      <?xml version="1.0" encoding="UTF-8"?>

      <xmlpConfig xmlns="">


      <file path="C:\OracleBI\xmlp\XMLP"/>



      1. Go to the BI Publisher Repository folder
        e.g. C:\OracleBI\xmlp\XMLP
      2. Copy all the folders except ‘DemoFiles’ under the above folder. (If you want to migrate a set of demo XML data files you can copy the ‘DemoFiles’ folder as well.
      3. Save the folders onto your local machine or check them into your source control system

      1.2 Locate BI Publisher Repository Content to a Target Instance

      1. Login to the target instance machine
      2. Go to the BI Publisher Repository directory.
      3. Copy the source repository folders, which are the ones you have copied at the above steps, to this folder.


      1.3 Validate the Repository Migration

      1. Restart your target J2EE server, such as Oracle OC4J server.
      2. Login to the Target BI Publisher Enterprise Server


      Once you have logged in, you should see all the directories and reports migrated from the source instance under Reports tab in the new target BI Publisher Enterprise Server.


      Post-Migration Task at Target Instance

      After the BI Publisher Repository has been migrated successfully you want to perform a post-migration task to review a target specific information. Often that the development application instance doesn’t share the same information such as data source, delivery system, scheduling information, etc with the target instance.

      For example, when you have a project where you develop financial reports out of a financial database, usually you would have one financial database for development, one for Testing, and one for Production. And you would expect that each of the BI Publisher Enterprise Server instance would talk to each financial database but not share the same database among multiple BI Publisher servers. This is just an example for a data source but it can be applied to other settings such as follows.

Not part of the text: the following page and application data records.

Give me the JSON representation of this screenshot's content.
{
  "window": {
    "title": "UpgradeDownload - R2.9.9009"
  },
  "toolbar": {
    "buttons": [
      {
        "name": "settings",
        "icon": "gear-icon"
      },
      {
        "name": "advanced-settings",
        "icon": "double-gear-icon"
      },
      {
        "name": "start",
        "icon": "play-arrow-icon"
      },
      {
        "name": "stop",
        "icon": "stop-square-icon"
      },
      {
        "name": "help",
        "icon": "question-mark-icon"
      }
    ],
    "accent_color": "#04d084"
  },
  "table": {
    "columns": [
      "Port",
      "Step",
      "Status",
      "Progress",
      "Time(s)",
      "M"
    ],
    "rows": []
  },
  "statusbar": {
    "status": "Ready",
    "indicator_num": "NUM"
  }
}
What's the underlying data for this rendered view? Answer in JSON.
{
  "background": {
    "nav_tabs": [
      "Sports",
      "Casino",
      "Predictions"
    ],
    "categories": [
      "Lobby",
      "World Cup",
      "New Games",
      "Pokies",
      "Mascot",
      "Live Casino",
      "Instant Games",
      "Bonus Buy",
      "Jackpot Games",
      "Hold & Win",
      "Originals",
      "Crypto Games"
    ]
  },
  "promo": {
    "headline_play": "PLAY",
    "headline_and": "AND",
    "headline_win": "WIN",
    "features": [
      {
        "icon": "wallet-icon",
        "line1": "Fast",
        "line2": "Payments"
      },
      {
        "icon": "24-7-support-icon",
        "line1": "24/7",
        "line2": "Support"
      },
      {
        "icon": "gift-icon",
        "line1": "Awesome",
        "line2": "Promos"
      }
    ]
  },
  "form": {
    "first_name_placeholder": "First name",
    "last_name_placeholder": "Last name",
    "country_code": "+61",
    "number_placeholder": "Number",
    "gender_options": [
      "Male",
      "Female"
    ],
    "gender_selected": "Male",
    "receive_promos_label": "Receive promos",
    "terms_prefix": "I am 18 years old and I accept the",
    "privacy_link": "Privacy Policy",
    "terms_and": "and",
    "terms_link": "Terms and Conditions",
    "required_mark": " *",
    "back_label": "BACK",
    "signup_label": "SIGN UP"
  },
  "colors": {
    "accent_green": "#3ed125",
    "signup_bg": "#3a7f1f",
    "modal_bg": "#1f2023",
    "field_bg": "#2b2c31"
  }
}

      • Data Source
      • Security
      • Scheduler
      • Delivery

      When you have completed the migration process all the above settings are just the copies from the source system so you want to review the settings and update them appropriately so that they can be specific to a target system.

      When you do this review and need to update any of the information, it is strongly recommended that you do it through the BI Publisher Enterprise Server Admin UI, not through the manual file modification. Just to make sure you don’t accidentally broken the system.